Russia says ‘years’ needed to clean up Arctic spill

Russian investigators on Wednesday detained three staff of a power plant over a huge fuel spill in the Arctic, as response teams warned a full clean-up would take years.

The spill of over 21,000 tonnes of fuel took place after a fuel reservoir collapsed last month at a power plant operated by a subsidiary of metals giant Norilsk Nickel in the city of Norilsk.

It is the largest ever to have hit the Arctic, say environmentalists.

Those working at the site have already seen the first effects of the spill on the local ecosystem, said Viktor Bronnikov, general director of Transneft Siberia oil and gas transportation company involved in the clean-up.

They included dead muskrats and ducks, he said.

The Investigative Committee looking into the accident said it had detained the director of the power station, Pavel Smirnov, and two engineers on suspicion of breaching environmental protection rules. 

If convicted, they would risk up to five years in prison.

“The company considers this measure to be unjustifiably harsh,” Norilsk Nickel said in a statement to AFP, citing vice-president Nikolai Utkin.

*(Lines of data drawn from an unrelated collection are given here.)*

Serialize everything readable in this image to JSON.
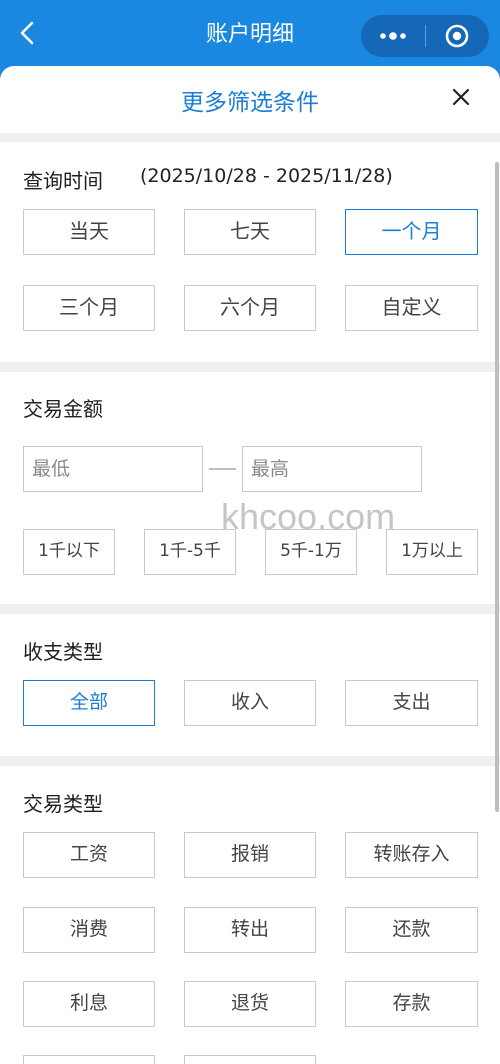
{
  "appbar": {
    "title": "账户明细",
    "back_icon": "back-chevron-icon",
    "more_icon": "more-dots-icon",
    "target_icon": "target-icon",
    "color": "#1a87e0"
  },
  "sheet": {
    "title": "更多筛选条件",
    "close_icon": "close-icon",
    "accent": "#1a7fd4"
  },
  "query_time": {
    "title": "查询时间",
    "range": "(2025/10/28 - 2025/11/28)",
    "options": [
      "当天",
      "七天",
      "一个月",
      "三个月",
      "六个月",
      "自定义"
    ],
    "selected": "一个月"
  },
  "amount": {
    "title": "交易金额",
    "min_placeholder": "最低",
    "max_placeholder": "最高",
    "options": [
      "1千以下",
      "1千-5千",
      "5千-1万",
      "1万以上"
    ]
  },
  "watermark": "khcoo.com",
  "income_type": {
    "title": "收支类型",
    "options": [
      "全部",
      "收入",
      "支出"
    ],
    "selected": "全部"
  },
  "txn_type": {
    "title": "交易类型",
    "options": [
      "工资",
      "报销",
      "转账存入",
      "消费",
      "转出",
      "还款",
      "利息",
      "退货",
      "存款"
    ]
  }
}
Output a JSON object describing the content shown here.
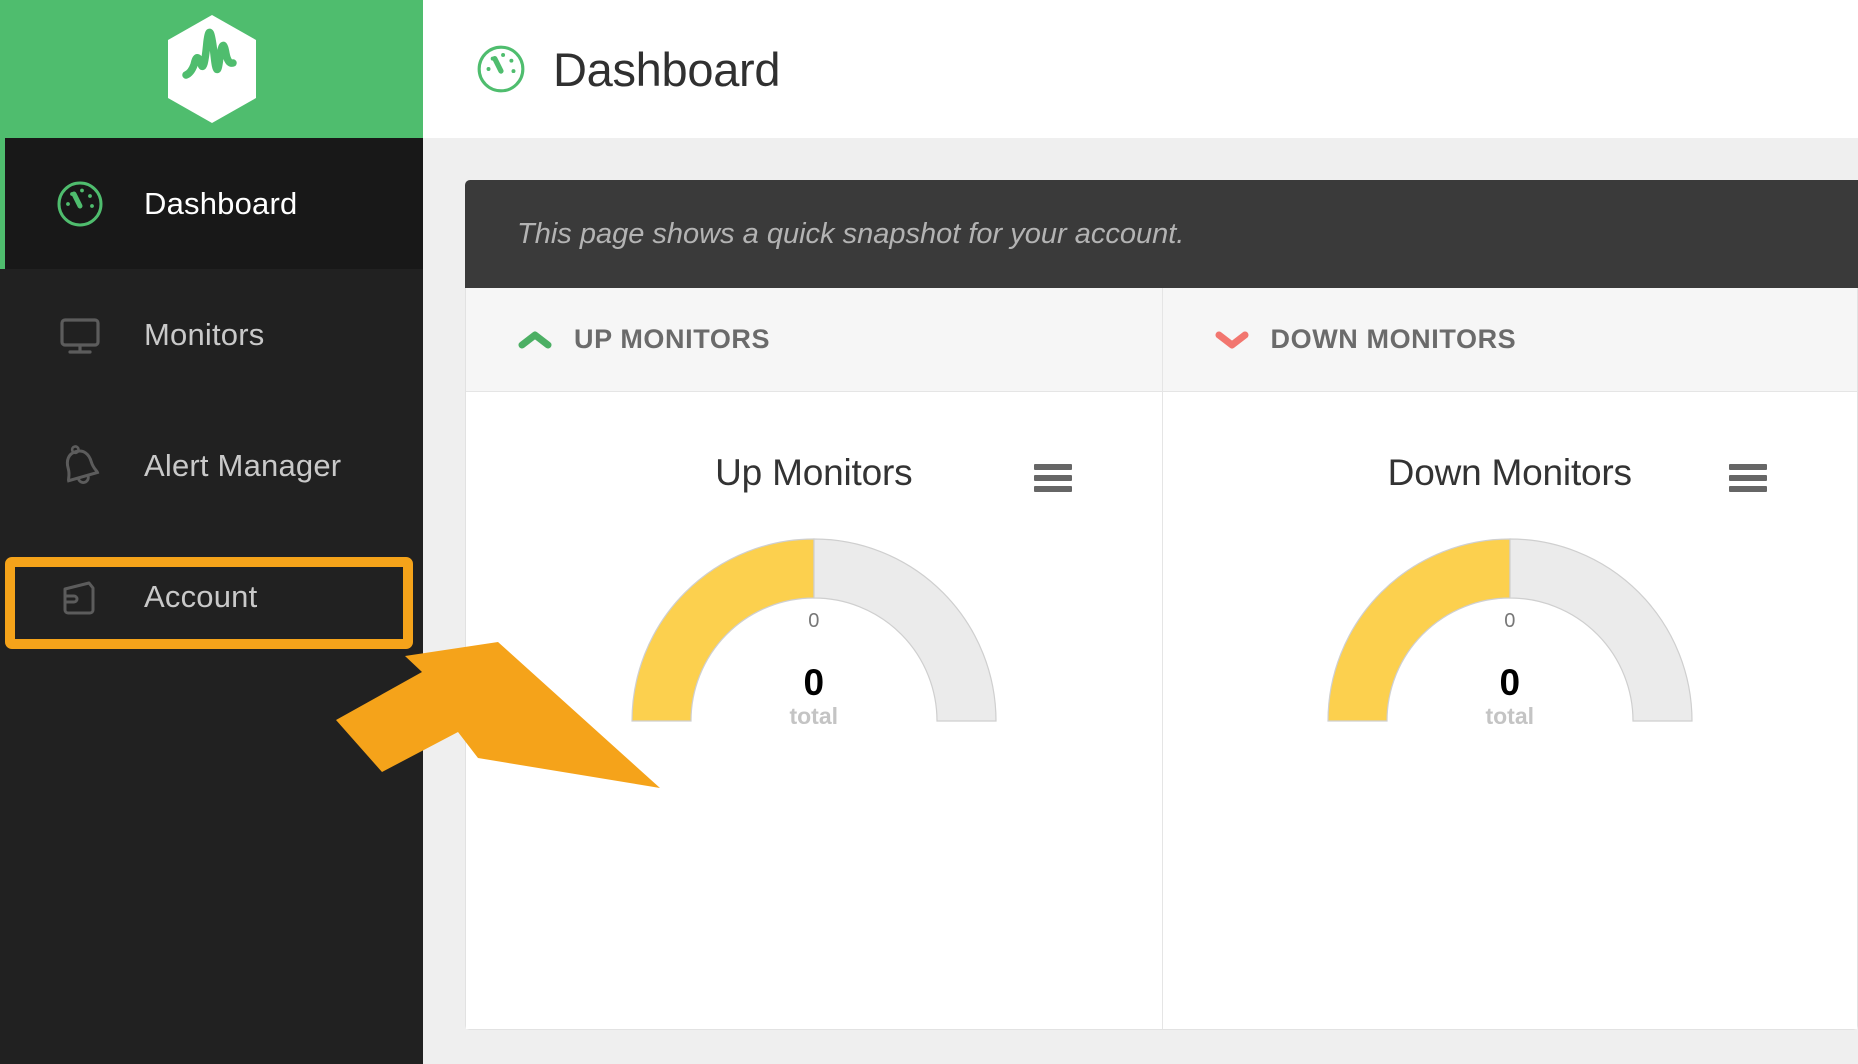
{
  "app": {
    "logo_icon": "pulse-hexagon-logo",
    "brand_color": "#4fbd6e",
    "sidebar_bg": "#212121",
    "accent_orange": "#f5a31a"
  },
  "sidebar": {
    "items": [
      {
        "label": "Dashboard",
        "icon": "gauge-icon",
        "active": true
      },
      {
        "label": "Monitors",
        "icon": "monitor-screen-icon",
        "active": false
      },
      {
        "label": "Alert Manager",
        "icon": "bell-icon",
        "active": false
      },
      {
        "label": "Account",
        "icon": "wallet-icon",
        "active": false
      }
    ]
  },
  "header": {
    "icon": "gauge-icon",
    "title": "Dashboard"
  },
  "banner": {
    "text": "This page shows a quick snapshot for your account."
  },
  "cards": [
    {
      "head_icon": "chevron-up-icon",
      "head_icon_color": "#4caf64",
      "head_label": "UP MONITORS",
      "chart_title": "Up Monitors",
      "menu_icon": "hamburger-menu-icon",
      "tick_label": "0",
      "value": "0",
      "value_sub": "total"
    },
    {
      "head_icon": "chevron-down-icon",
      "head_icon_color": "#f2766f",
      "head_label": "DOWN MONITORS",
      "chart_title": "Down Monitors",
      "menu_icon": "hamburger-menu-icon",
      "tick_label": "0",
      "value": "0",
      "value_sub": "total"
    }
  ],
  "annotation": {
    "target": "Account",
    "shape": "rectangle-with-arrow",
    "color": "#f5a31a"
  },
  "chart_data": [
    {
      "type": "pie",
      "title": "Up Monitors",
      "subtype": "half-donut-gauge",
      "labels": [
        "filled",
        "remaining"
      ],
      "values": [
        50,
        50
      ],
      "colors": [
        "#fcd04e",
        "#ebebeb"
      ],
      "center_value": 0,
      "center_label": "total",
      "tick_labels": [
        "0"
      ],
      "legend": "none",
      "grid": false
    },
    {
      "type": "pie",
      "title": "Down Monitors",
      "subtype": "half-donut-gauge",
      "labels": [
        "filled",
        "remaining"
      ],
      "values": [
        50,
        50
      ],
      "colors": [
        "#fcd04e",
        "#ebebeb"
      ],
      "center_value": 0,
      "center_label": "total",
      "tick_labels": [
        "0"
      ],
      "legend": "none",
      "grid": false
    }
  ]
}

All three “are cooperating with law enforcement authorities and now they would be much more useful at the scene of the clean-up operation”, he added.